What was your filmmaking background before making Born of Hope?
KATE: When I first came up with the idea of doing Born of Hope, in about 2003, I actually didn't really have any filmmaking experience, apart from filming some stage shows. However in 2005 I got involved in a filmmaking group in Cambridge UK and made a number of short films with them, two of which I directed. When the ideas started to dry up, I decided to do a trailer shoot for Born of Hope and then never looked back.
Where did the idea come from?
KATE: Back in 2003, around the time of the Return of the King at the movies, I saw that a convention in Seattle was going to hold a fan film competition. This triggered the idea of making a Lord of the Rings fan film. However that small idea snowballed into what eventually became the feature film.
I just really wanted to have a go at making movies and the opportunity seemed to present itself. I had also really enjoyed the Lord of the Rings Trilogy and wanted to explore that world and those characters further.
What was the writing process like?
KATE: When I first had the idea back in 2003, I wrote a short script. That was changed and rewritten by a friend. That script was the one used for the test shoot in 2006.
I then got to work improving the script and ended up in contact with Paula DiSante, a script editor from the USA, plus Christopher Dane, the actor playing Arathorn, also got involved in writing. After going back and forth a number of times between the three of us, with Paula giving notes and Chris and I trying to write, I decided it would probably be better to swap roles. So all the different script drafts and versions were given to Paula to try to put together into one script and then we would bounce back and forth again with me giving notes.
We worked on the script for the whole of 2007 before we had the script we would use for filming. Even then, however, the script was a constantly evolving thing. Scenes and dialogue were changed and altered and once the editing started the structure of the film changed again and scenes were cut and new ones added. The final film script was about 45 pages long.
Did you need to deal with copyright permissions from the Tolkien estate, and if so, how was that handled?
KATE: As we were making a fan film and never planned to make any money from the project or to put it out in a commercial way, we didn't approach anyone about it. However, when we got a bit of publicity during filming I was contacted by Tolkien Enterprises who own the rights to making LOTRs movies. We came to an understanding, that I could continue to make the film as long as met with certain requests.
How did you fund the film?
KATE: The budget for the production was £25,000. There was no chance of trying to get any sort of film funding, so I started digging into my savings. When they started to run out we turned to the fans for help. People donated money to help us finished the project and in the end about 2/3 of the budget can from the fans.
What sort of camera did you use for production and what were the best and worst things about it?
KATE: We shot the film using a couple of different cameras, Panasonic MVX200 HD and Sony FX1/Z1 HDV cameras, sometimes with a 35mm adapter. About ten different people operated cameras over the production and we just used whatever equipment we could borrow. Very little was hired, unless it was really necessary. Obviously the problem with not having a DOP and working with different cameras and operators was that we had to do some work in the colour correction to get them all to match.

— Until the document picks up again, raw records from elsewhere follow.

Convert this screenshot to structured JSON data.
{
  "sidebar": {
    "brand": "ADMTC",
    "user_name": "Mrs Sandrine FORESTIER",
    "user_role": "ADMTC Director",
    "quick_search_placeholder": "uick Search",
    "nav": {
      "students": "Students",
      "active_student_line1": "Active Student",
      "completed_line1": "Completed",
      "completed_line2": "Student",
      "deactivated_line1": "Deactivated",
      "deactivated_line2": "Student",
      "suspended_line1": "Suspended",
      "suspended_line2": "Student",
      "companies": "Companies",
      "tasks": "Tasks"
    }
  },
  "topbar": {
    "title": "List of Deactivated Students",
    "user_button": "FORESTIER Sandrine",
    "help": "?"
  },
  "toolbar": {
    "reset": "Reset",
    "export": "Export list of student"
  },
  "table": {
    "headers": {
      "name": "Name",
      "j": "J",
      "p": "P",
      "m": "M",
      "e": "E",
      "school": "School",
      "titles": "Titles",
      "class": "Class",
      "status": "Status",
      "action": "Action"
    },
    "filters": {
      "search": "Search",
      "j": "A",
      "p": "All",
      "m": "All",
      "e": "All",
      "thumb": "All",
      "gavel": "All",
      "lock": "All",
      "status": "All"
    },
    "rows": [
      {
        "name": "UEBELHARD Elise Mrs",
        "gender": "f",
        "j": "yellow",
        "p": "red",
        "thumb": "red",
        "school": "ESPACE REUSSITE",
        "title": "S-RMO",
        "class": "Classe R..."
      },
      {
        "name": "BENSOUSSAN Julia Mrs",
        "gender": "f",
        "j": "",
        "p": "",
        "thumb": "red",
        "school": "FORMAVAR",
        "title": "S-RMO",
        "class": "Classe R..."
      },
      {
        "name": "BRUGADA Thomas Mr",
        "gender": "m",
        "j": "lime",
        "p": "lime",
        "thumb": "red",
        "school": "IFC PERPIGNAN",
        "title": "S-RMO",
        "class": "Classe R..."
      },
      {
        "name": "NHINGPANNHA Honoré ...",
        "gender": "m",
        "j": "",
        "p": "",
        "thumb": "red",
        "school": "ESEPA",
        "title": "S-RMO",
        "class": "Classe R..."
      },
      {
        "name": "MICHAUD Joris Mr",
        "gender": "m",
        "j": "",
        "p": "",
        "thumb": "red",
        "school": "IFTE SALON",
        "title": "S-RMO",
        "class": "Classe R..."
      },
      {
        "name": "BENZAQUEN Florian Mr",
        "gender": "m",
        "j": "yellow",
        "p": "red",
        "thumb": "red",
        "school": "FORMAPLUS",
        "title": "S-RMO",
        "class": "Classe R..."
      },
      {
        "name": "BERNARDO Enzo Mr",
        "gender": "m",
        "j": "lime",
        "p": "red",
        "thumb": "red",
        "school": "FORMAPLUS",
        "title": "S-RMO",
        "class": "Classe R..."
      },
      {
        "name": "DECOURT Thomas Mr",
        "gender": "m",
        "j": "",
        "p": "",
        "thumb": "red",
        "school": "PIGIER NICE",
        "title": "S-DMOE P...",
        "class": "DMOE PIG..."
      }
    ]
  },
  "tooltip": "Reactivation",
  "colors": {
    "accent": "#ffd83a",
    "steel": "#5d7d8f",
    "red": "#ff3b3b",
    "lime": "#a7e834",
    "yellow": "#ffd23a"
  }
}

What was the smartest thing you did during production? The dumbest?
KATE: This is really hard to answer. There certainly were a lot of things that I could have done better and differently.
One of the smartest things was asking a pregnant friend if they would be interested in having their baby play Aragorn. She said yes and we managed to have a two-week old baby play the newborn Aragorn for the first scene we ever shot for the film. We also managed to persuade some members of the public to loan us their baby for the introduction scene, instead of having to use just a bundle of cloth.
I'd say the dumbest thing or at least something I would change for a new project would be to allow loads of time for planning and pre production, and having a team to help with that. I was wearing a lot of different hats and things often became rushed or were really close to the wire. Finalised costumes were often only seen when an actor came up to set and the wigs from China only arrived the day before and actually Gilraen's didn't arrive in time and two scenes were done with a different wig! More prep!
And, finally, what did you learn from making the film that you can take to other projects?
KATE: I learnt so much from making this film it's almost hard to pin point any one thing. I think the best way to learn is to go out and do it and the entire journey of making Born of Hope was a learning experience and despite the low points I wouldn't change a thing!